[Stored items]
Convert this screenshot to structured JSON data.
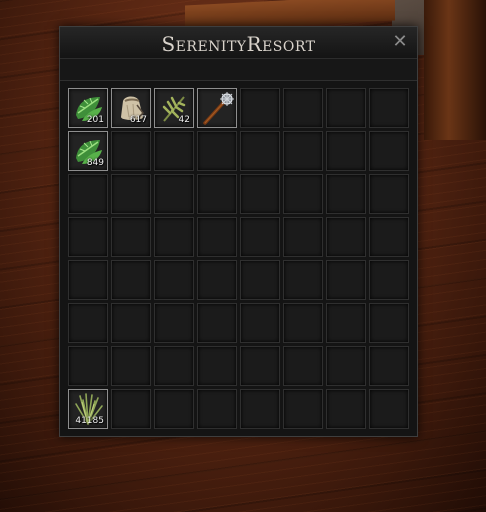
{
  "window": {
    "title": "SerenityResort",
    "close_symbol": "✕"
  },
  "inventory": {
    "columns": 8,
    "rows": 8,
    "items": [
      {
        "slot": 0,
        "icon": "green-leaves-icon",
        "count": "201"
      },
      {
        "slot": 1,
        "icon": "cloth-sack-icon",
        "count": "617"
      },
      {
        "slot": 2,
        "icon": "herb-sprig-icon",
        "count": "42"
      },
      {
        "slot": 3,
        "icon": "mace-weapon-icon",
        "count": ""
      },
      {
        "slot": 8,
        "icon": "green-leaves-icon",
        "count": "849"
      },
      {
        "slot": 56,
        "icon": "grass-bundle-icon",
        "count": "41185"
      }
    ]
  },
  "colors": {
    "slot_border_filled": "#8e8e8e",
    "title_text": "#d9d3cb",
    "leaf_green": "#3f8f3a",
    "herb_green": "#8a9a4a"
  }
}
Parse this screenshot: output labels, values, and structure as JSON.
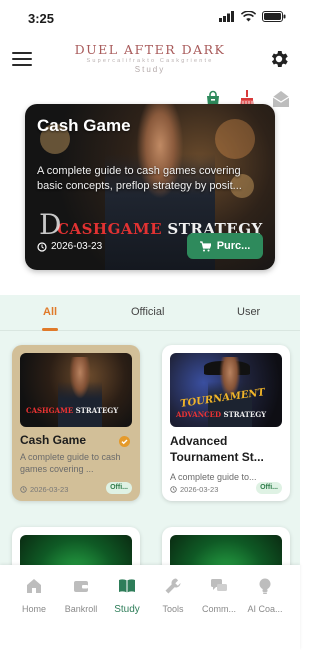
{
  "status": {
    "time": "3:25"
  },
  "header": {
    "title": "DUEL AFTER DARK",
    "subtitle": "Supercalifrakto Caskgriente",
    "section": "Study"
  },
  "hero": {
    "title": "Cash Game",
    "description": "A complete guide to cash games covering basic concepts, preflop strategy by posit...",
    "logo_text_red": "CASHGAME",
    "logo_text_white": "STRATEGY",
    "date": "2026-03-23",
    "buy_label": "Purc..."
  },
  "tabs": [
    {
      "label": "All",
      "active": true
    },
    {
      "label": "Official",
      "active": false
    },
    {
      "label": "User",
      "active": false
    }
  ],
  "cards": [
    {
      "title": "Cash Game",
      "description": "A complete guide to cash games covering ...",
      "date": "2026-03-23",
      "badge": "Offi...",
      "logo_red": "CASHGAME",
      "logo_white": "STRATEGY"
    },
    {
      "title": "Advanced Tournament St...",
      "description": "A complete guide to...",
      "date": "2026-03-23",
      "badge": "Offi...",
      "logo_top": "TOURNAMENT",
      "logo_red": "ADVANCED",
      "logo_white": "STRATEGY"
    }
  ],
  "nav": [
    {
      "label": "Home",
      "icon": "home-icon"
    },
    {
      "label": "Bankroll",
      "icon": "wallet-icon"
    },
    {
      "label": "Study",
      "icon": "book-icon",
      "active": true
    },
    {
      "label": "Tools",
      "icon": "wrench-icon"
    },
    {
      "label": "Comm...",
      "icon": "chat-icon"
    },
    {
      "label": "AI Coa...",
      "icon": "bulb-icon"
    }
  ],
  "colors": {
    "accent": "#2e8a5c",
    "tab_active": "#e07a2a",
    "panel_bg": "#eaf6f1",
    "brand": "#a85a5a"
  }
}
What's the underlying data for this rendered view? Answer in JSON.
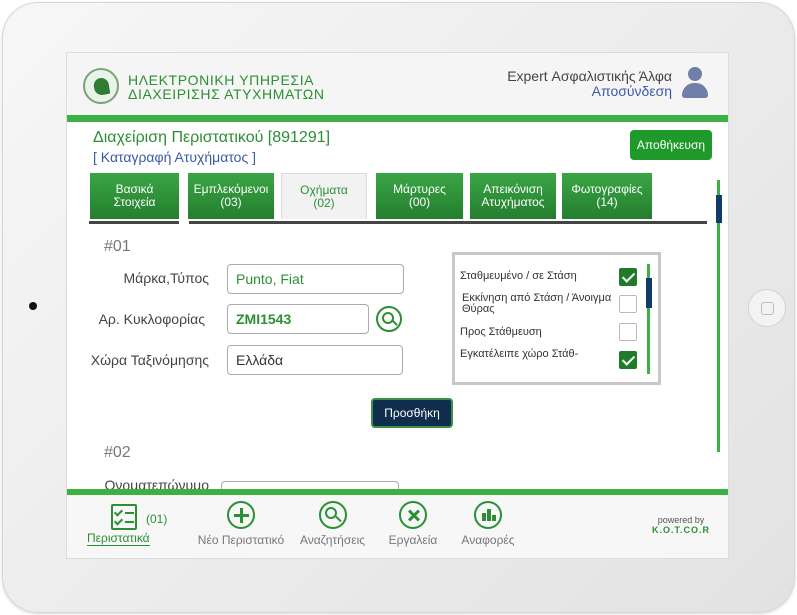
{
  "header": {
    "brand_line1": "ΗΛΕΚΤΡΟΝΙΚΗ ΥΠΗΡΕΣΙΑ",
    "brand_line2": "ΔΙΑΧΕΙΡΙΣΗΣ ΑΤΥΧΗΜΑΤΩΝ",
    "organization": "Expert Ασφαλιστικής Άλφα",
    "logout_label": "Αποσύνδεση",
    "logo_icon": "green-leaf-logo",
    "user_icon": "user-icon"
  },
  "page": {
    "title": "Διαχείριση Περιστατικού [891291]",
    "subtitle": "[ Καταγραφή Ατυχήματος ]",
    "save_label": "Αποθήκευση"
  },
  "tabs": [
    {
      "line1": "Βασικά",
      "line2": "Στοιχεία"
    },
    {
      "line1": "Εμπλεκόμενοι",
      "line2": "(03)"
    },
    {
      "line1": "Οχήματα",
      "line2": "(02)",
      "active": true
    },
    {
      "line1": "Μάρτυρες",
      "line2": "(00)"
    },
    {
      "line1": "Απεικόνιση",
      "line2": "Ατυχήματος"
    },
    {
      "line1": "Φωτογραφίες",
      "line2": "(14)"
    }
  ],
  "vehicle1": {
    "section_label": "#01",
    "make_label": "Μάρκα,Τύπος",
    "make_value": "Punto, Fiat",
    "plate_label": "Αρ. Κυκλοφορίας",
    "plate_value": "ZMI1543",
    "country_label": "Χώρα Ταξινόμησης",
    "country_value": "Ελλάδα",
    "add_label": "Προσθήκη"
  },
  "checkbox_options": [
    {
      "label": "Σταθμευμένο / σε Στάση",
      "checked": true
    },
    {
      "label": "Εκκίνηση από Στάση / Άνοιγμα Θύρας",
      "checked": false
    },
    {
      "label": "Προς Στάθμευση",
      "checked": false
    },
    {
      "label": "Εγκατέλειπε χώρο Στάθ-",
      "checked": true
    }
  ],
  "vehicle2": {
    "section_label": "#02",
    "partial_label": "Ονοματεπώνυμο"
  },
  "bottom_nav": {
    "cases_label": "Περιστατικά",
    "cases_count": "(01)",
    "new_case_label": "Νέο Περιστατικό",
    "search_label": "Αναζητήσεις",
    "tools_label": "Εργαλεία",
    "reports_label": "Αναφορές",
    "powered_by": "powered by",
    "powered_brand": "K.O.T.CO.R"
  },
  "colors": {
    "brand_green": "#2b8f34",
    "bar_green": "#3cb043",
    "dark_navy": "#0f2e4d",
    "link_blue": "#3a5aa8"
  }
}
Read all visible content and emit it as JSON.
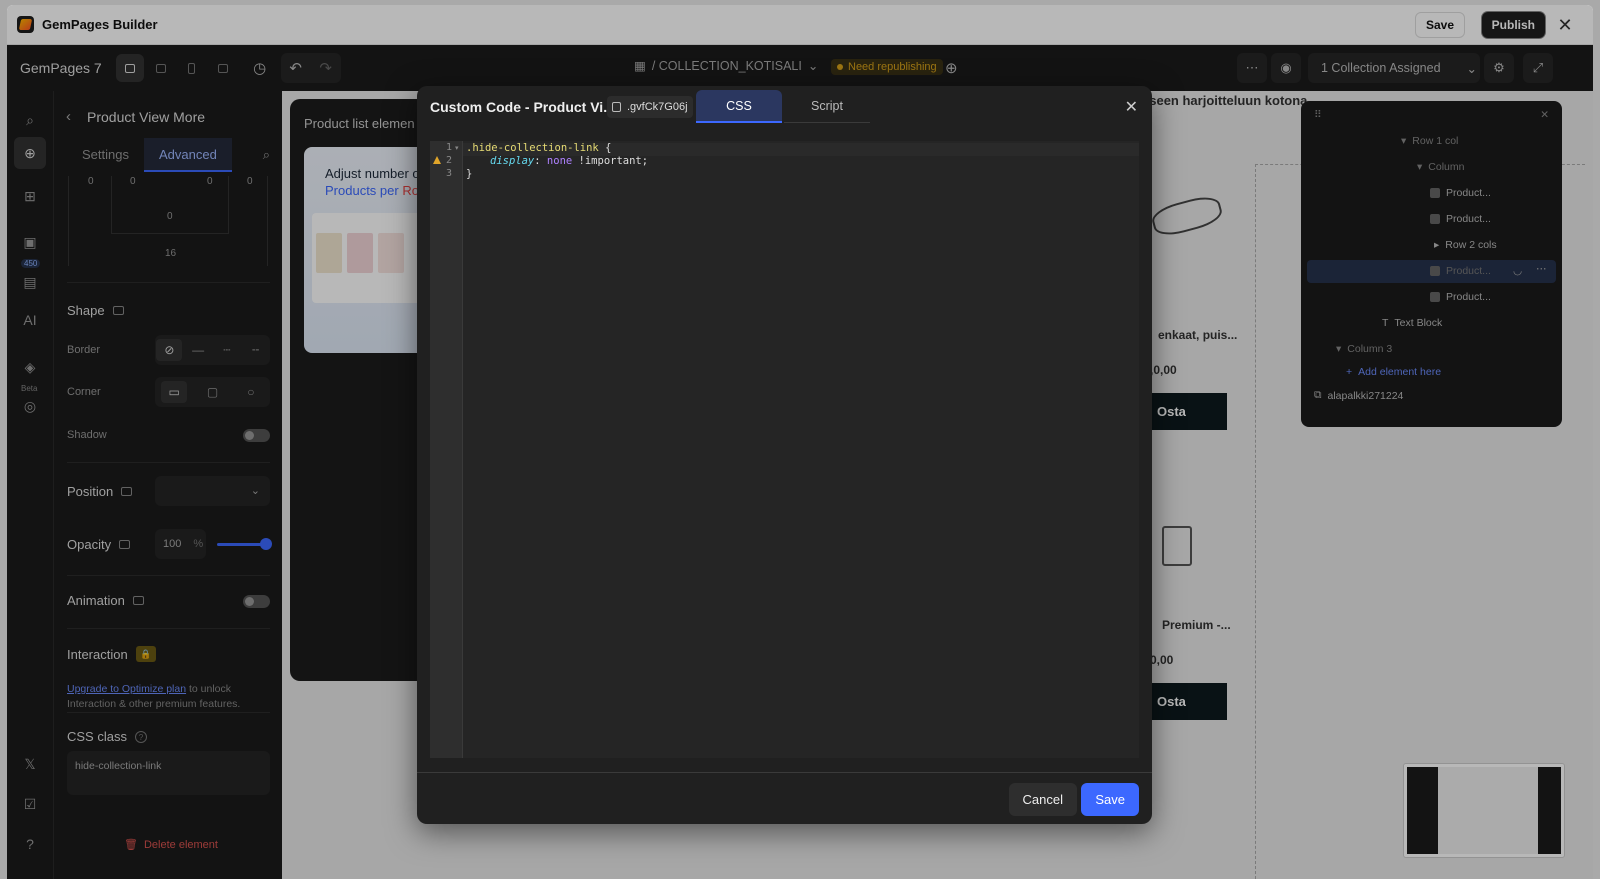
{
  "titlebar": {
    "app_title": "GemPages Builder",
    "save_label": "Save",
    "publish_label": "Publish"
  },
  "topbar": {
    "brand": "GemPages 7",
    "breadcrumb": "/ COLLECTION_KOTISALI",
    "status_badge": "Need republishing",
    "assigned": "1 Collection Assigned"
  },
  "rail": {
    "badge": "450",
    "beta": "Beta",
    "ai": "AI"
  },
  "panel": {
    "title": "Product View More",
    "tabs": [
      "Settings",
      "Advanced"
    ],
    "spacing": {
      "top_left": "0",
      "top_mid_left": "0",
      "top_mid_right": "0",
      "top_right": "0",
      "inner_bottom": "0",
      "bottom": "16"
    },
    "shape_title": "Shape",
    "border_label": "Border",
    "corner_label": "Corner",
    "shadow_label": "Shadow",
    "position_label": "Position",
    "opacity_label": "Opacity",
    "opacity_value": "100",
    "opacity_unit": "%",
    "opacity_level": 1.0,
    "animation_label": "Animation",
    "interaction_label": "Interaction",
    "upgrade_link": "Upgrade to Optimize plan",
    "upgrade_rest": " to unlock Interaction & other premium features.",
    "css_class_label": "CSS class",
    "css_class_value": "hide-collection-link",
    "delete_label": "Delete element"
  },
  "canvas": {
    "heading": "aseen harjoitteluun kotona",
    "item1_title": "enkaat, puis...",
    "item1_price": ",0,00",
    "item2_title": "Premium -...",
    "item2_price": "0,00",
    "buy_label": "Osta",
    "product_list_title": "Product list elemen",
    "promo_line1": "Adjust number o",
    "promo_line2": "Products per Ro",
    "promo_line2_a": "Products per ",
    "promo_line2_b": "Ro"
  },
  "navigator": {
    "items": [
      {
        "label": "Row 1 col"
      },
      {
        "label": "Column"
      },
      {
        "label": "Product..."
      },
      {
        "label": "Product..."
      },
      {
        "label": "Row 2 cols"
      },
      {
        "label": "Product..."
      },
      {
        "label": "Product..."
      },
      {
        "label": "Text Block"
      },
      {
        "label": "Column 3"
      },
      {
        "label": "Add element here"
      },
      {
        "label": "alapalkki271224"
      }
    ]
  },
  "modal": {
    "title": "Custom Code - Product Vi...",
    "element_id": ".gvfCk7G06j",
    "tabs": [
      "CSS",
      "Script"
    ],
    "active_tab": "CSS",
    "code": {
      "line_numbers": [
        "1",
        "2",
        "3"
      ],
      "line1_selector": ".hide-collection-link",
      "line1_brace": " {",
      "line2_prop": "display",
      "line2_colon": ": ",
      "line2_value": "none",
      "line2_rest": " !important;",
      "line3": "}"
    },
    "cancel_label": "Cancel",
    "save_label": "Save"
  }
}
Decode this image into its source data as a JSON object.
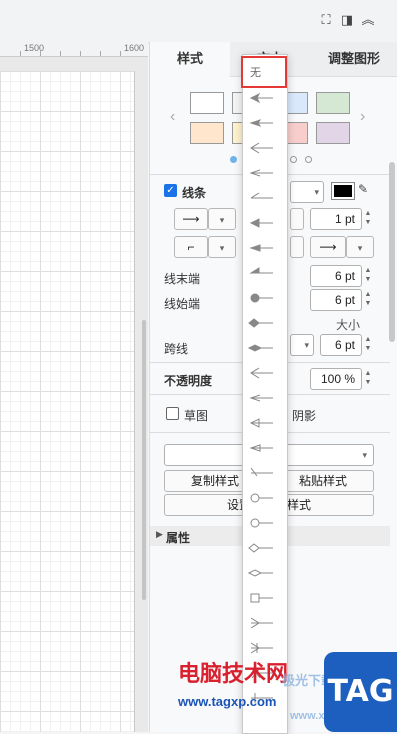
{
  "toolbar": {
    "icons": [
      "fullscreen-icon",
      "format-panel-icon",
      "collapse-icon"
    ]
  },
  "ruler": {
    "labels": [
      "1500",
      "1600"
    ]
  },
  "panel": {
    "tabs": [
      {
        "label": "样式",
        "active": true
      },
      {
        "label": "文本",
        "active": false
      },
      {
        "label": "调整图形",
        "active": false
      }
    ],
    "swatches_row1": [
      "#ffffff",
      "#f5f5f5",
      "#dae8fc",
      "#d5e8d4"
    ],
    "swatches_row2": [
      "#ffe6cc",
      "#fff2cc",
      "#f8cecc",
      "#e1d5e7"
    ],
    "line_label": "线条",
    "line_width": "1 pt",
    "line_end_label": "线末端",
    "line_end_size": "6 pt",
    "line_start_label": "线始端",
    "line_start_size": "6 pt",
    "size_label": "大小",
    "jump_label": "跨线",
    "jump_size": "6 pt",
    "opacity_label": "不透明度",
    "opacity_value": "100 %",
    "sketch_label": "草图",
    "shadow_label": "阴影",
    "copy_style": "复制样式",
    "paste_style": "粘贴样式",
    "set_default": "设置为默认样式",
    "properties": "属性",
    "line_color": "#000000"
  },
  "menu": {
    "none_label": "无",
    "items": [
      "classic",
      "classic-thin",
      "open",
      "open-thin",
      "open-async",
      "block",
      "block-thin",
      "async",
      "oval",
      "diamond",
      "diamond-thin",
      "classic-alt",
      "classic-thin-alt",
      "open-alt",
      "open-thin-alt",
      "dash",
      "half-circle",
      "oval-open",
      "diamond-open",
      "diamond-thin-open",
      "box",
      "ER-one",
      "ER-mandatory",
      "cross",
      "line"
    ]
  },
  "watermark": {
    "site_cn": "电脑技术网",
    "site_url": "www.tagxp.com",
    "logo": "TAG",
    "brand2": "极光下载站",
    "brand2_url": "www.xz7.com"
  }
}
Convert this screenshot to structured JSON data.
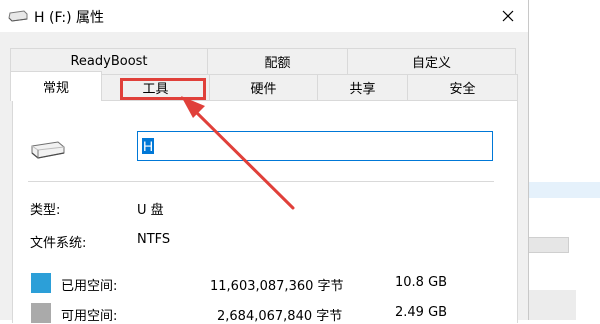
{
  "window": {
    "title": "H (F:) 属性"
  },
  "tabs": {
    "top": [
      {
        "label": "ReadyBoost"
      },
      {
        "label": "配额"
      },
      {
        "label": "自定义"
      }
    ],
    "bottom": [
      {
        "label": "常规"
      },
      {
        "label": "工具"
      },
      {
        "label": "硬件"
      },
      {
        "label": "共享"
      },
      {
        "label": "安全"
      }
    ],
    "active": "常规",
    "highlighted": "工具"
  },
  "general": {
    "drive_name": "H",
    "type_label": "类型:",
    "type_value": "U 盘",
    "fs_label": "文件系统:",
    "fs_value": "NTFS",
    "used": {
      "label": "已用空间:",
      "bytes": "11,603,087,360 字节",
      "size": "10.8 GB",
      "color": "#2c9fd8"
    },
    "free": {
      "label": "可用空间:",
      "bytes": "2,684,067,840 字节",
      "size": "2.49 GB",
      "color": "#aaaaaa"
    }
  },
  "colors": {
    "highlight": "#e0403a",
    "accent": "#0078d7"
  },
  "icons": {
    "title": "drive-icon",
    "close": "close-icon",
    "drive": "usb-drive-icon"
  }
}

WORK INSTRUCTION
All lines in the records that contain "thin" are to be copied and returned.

TASK RESPONSE
      "classic-thin",
      "open-thin",
      "block-thin",
      "diamond-thin",
      "classic-thin-alt",
      "open-thin-alt",
      "diamond-thin-open",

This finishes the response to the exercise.